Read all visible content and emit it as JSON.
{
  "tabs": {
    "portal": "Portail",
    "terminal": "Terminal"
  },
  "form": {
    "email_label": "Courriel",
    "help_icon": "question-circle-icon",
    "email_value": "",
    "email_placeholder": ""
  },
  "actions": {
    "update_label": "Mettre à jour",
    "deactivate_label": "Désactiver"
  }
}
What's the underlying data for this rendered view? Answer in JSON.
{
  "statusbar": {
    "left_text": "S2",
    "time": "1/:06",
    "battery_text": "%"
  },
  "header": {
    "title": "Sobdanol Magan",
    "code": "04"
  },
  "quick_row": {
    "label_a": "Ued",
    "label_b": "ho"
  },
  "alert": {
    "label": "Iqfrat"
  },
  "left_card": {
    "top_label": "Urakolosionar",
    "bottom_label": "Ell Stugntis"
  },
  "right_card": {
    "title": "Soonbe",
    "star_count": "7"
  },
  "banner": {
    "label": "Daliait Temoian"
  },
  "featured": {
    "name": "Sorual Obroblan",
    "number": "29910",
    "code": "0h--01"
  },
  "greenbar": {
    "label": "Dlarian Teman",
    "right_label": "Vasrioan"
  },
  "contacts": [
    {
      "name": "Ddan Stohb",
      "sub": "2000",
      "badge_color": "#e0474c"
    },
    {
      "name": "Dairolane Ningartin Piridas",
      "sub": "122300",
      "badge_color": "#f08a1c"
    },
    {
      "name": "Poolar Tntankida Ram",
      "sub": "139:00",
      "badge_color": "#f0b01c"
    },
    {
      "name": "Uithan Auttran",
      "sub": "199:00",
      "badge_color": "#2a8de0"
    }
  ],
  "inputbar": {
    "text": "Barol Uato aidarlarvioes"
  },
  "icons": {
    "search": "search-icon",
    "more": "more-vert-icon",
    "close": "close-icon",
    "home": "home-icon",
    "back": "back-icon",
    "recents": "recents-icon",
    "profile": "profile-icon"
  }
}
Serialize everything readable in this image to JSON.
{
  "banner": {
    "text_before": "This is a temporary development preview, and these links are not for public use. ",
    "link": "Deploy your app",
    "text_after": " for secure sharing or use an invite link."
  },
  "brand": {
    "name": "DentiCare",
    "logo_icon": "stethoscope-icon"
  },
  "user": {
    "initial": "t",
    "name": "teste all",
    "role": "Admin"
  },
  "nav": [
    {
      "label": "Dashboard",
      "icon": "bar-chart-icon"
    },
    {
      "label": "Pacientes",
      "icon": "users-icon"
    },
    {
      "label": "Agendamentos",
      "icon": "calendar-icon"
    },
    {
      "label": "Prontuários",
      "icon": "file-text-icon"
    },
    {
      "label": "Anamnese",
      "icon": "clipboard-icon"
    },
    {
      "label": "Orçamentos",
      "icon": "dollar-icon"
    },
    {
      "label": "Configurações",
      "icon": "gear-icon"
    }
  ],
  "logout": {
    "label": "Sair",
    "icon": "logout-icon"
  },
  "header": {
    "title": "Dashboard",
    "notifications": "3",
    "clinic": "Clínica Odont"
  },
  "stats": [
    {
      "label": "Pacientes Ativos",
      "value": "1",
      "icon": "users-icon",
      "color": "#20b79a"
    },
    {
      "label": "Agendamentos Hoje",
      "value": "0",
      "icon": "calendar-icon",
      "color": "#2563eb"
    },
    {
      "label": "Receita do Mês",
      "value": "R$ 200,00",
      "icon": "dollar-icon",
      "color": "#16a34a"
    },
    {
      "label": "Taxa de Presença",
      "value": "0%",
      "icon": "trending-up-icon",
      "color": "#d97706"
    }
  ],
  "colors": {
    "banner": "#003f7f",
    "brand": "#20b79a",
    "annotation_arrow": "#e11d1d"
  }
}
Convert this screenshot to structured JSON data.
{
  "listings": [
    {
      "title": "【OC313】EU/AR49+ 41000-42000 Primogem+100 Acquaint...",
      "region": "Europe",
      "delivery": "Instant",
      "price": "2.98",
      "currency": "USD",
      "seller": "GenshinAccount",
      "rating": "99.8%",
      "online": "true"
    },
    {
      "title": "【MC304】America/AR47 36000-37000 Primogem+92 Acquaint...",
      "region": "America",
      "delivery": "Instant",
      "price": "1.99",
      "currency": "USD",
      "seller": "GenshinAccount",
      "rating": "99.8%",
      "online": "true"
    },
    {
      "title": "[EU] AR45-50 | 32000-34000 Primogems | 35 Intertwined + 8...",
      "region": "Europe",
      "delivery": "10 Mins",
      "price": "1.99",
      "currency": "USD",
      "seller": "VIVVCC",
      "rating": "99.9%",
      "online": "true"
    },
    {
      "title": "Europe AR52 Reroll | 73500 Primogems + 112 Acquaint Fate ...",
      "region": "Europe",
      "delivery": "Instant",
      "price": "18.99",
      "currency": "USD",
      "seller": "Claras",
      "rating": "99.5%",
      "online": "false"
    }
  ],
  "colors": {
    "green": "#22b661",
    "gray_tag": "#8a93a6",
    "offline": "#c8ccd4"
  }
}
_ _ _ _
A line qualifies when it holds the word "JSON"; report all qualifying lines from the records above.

Read all visible content and emit it as JSON.
What's the underlying data for this rendered view? Answer in JSON.
Serialize everything readable in this image to JSON.
Convert this screenshot to structured JSON data.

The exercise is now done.